— WHAT IS NEEDED —
The full set of entries needs to be reproduced exactly.

BEGIN DATA SECTION

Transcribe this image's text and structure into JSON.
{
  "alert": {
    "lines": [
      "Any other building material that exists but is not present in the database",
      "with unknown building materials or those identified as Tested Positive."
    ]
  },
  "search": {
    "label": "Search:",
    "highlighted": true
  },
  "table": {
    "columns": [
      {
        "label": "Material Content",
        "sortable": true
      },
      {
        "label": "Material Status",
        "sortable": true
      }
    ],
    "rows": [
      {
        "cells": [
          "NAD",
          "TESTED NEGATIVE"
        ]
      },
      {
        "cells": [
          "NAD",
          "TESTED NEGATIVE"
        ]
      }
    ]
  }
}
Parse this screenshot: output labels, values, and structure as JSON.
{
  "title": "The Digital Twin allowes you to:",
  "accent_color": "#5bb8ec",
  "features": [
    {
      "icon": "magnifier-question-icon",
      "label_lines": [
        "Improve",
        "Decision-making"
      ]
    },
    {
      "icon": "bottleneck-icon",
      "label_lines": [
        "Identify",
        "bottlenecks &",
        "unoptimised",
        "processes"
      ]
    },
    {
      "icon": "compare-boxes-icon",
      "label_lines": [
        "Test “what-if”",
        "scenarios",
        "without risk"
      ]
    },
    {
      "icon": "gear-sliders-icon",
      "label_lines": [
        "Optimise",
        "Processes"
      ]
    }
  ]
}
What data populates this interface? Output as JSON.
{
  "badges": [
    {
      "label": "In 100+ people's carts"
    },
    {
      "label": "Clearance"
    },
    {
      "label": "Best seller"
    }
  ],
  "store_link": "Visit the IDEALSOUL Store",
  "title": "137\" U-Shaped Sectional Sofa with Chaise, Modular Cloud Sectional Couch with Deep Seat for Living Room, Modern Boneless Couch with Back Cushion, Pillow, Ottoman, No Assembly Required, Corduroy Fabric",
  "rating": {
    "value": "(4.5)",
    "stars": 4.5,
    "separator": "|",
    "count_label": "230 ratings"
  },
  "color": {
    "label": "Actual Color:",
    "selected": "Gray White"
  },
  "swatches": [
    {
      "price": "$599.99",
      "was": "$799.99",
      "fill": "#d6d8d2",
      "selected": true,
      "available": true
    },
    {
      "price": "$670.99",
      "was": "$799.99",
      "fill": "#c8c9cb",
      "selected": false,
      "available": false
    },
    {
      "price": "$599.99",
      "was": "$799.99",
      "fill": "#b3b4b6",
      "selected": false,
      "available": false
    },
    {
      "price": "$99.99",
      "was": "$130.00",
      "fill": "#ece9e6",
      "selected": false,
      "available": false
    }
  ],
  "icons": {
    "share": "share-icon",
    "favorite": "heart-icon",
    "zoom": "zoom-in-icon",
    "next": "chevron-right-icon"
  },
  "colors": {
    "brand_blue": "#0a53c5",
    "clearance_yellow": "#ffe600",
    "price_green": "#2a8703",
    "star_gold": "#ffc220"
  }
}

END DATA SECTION

— EXERCISE OUTPUT —
Transcribe this image's text and structure into JSON.
{
  "alert": {
    "lines": [
      "Any other building material that exists but is not present in the database",
      "with unknown building materials or those identified as Tested Positive."
    ]
  },
  "search": {
    "label": "Search:",
    "highlighted": true
  },
  "table": {
    "columns": [
      {
        "label": "Material Content",
        "sortable": true
      },
      {
        "label": "Material Status",
        "sortable": true
      }
    ],
    "rows": [
      {
        "cells": [
          "NAD",
          "TESTED NEGATIVE"
        ]
      },
      {
        "cells": [
          "NAD",
          "TESTED NEGATIVE"
        ]
      }
    ]
  }
}
Parse this screenshot: output labels, values, and structure as JSON.
{
  "title": "The Digital Twin allowes you to:",
  "accent_color": "#5bb8ec",
  "features": [
    {
      "icon": "magnifier-question-icon",
      "label_lines": [
        "Improve",
        "Decision-making"
      ]
    },
    {
      "icon": "bottleneck-icon",
      "label_lines": [
        "Identify",
        "bottlenecks &",
        "unoptimised",
        "processes"
      ]
    },
    {
      "icon": "compare-boxes-icon",
      "label_lines": [
        "Test “what-if”",
        "scenarios",
        "without risk"
      ]
    },
    {
      "icon": "gear-sliders-icon",
      "label_lines": [
        "Optimise",
        "Processes"
      ]
    }
  ]
}
What data populates this interface? Output as JSON.
{
  "badges": [
    {
      "label": "In 100+ people's carts"
    },
    {
      "label": "Clearance"
    },
    {
      "label": "Best seller"
    }
  ],
  "store_link": "Visit the IDEALSOUL Store",
  "title": "137\" U-Shaped Sectional Sofa with Chaise, Modular Cloud Sectional Couch with Deep Seat for Living Room, Modern Boneless Couch with Back Cushion, Pillow, Ottoman, No Assembly Required, Corduroy Fabric",
  "rating": {
    "value": "(4.5)",
    "stars": 4.5,
    "separator": "|",
    "count_label": "230 ratings"
  },
  "color": {
    "label": "Actual Color:",
    "selected": "Gray White"
  },
  "swatches": [
    {
      "price": "$599.99",
      "was": "$799.99",
      "fill": "#d6d8d2",
      "selected": true,
      "available": true
    },
    {
      "price": "$670.99",
      "was": "$799.99",
      "fill": "#c8c9cb",
      "selected": false,
      "available": false
    },
    {
      "price": "$599.99",
      "was": "$799.99",
      "fill": "#b3b4b6",
      "selected": false,
      "available": false
    },
    {
      "price": "$99.99",
      "was": "$130.00",
      "fill": "#ece9e6",
      "selected": false,
      "available": false
    }
  ],
  "icons": {
    "share": "share-icon",
    "favorite": "heart-icon",
    "zoom": "zoom-in-icon",
    "next": "chevron-right-icon"
  },
  "colors": {
    "brand_blue": "#0a53c5",
    "clearance_yellow": "#ffe600",
    "price_green": "#2a8703",
    "star_gold": "#ffc220"
  }
}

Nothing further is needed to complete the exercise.